With the cut to the Permanent Fund Dividend (and thus less money circulating in the economy), City and Borough of Juneau finance director Bob Bartholomew had been expecting a hit to city sales tax figures, but that never happened, according to JEDC’s report. Mineral prices rose and Juneau’s two gold mines compensated for the loss.
Juneau is on pace for a record number of cruise-ship visitors this year (final figures will be available before the end of the month), and the number of tourism jobs is rising, even if the number of jobs overall is not.
“Because of our tourism industry, that helps the entrepreneurship in Juneau,” Holst said, pointing out that the availability and regularity of the tourist flow encourages new businesses.
“Creative people will respond to this market that comes to Juneau every year,” he said.

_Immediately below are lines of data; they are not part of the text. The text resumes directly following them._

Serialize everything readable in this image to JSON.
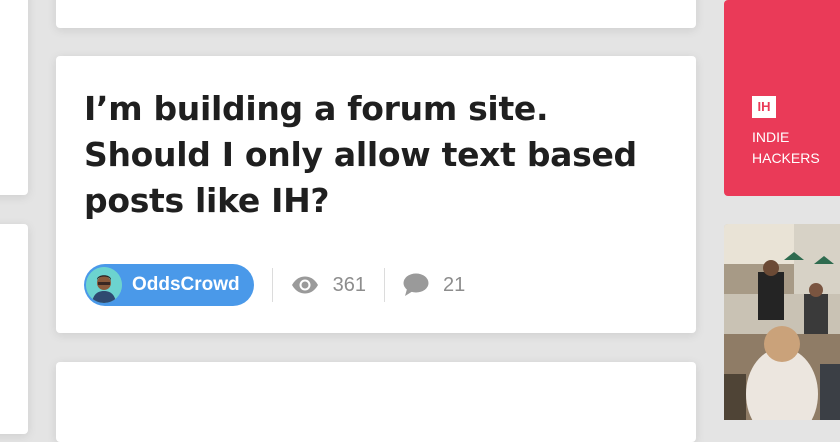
{
  "post": {
    "title": "I’m building a forum site. Should I only allow text based posts like IH?",
    "author": "OddsCrowd",
    "views": "361",
    "comments": "21"
  },
  "sidebar": {
    "logo_text": "IH",
    "brand_line1": "INDIE",
    "brand_line2": "HACKERS"
  },
  "colors": {
    "brand": "#ea3a58",
    "author_pill": "#4a99e9",
    "stat_text": "#8d8d8d"
  },
  "icons": [
    "eye-icon",
    "comment-icon"
  ]
}
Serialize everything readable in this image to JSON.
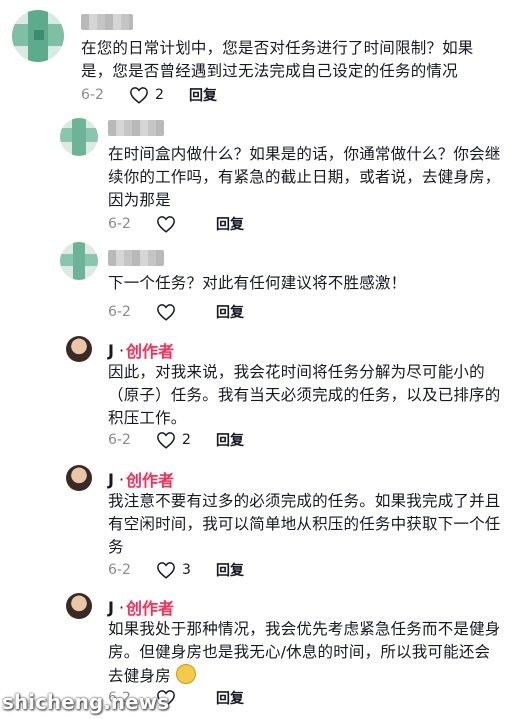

And despite the job losses (178 from 2015 to 2016), “The unemployment rate in Juneau continues to be low. It’s at the same rate as the national rate and well below the rest of the state of Alaska,” Holst said.
Having fewer people in Juneau appears to be making things more affordable for those who remain, JEDC found. The median price of a single-family home fell 1.5 percent, and the average rental price for an apartment fell 4 percent, to $1,256 per month.
“What we have seen is an affordability improvement,” said Eva Bornstein, who compiled the statistics in the report.
Apartment vacancy rates rose significantly, but are still below the statewide average, indicating the possibility of further rental price declines.
As those costs fell, the average per-person income rose. Per-capita income — the amount of money earned by all residents, divided by the number of residents — rose by about $600 between 2015 and 2016.
At $62,694 per person, it remains above the national and state averages.
While local businesses are boosting the economy, Juneau’s fate is still largely in the hands of the Alaska Legislature. More than a third of Juneau’s jobs are government jobs, and more than half of those are state government jobs. Government workers are among Juneau’s best-paid laborers, and cuts to government work have big effects on the local economy.
The Legislature has failed to address a multibillion-dollar deficit, and lawmakers have not determined whether more cuts or new taxes are the solution. For Juneau, the better choice is obvious.
“If declines in the state don’t materialize, if we have plateaued, then we’re optimistic looking forward,” Holst said.
• Contact reporter James Brooks at firstname.lastname@example.org or call 523-2258.